- YOUR TASK
Search the material below for "name" and copy every line where it occurs.

[[ TASK MATERIAL open ]]

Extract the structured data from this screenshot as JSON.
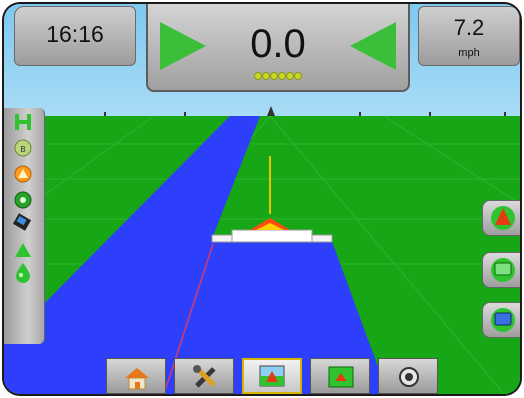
{
  "status": {
    "time": "16:16",
    "cross_track_value": "0.0",
    "speed_value": "7.2",
    "speed_unit": "mph"
  },
  "left_toolbar": {
    "icons": [
      "steering-icon",
      "boom-sections-icon",
      "warning-icon",
      "satellite-icon",
      "implement-icon",
      "gps-arrow-icon",
      "droplet-icon"
    ]
  },
  "right_toolbar": {
    "buttons": [
      "north-arrow-button",
      "view-mode-button",
      "map-view-button"
    ]
  },
  "bottom_tabs": [
    {
      "name": "tab-home",
      "icon": "home-icon"
    },
    {
      "name": "tab-tools",
      "icon": "tools-icon"
    },
    {
      "name": "tab-vehicle-view",
      "icon": "vehicle-view-icon",
      "active": true
    },
    {
      "name": "tab-map-view",
      "icon": "map-view-icon"
    },
    {
      "name": "tab-camera",
      "icon": "camera-icon"
    }
  ],
  "colors": {
    "field": "#16a616",
    "coverage": "#2d3ffb",
    "lightbar_green": "#3bbf3b",
    "active_tab_border": "#d7b400"
  }
}
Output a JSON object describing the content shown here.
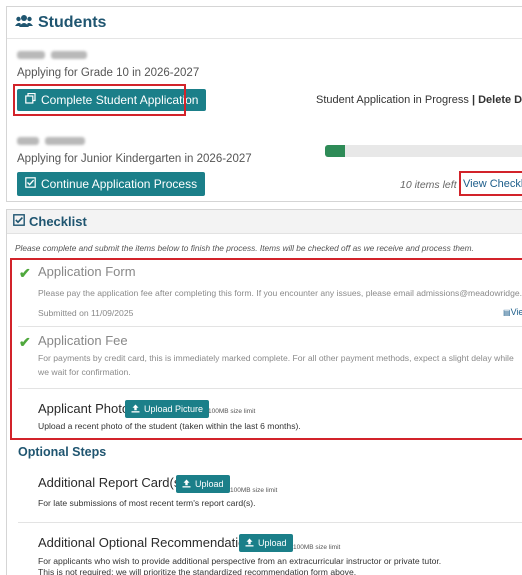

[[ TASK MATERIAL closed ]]

- SOLVED PROBLEM
      "name": "tab-home",
      "name": "tab-tools",
      "name": "tab-vehicle-view",
      "name": "tab-map-view",
      "name": "tab-camera",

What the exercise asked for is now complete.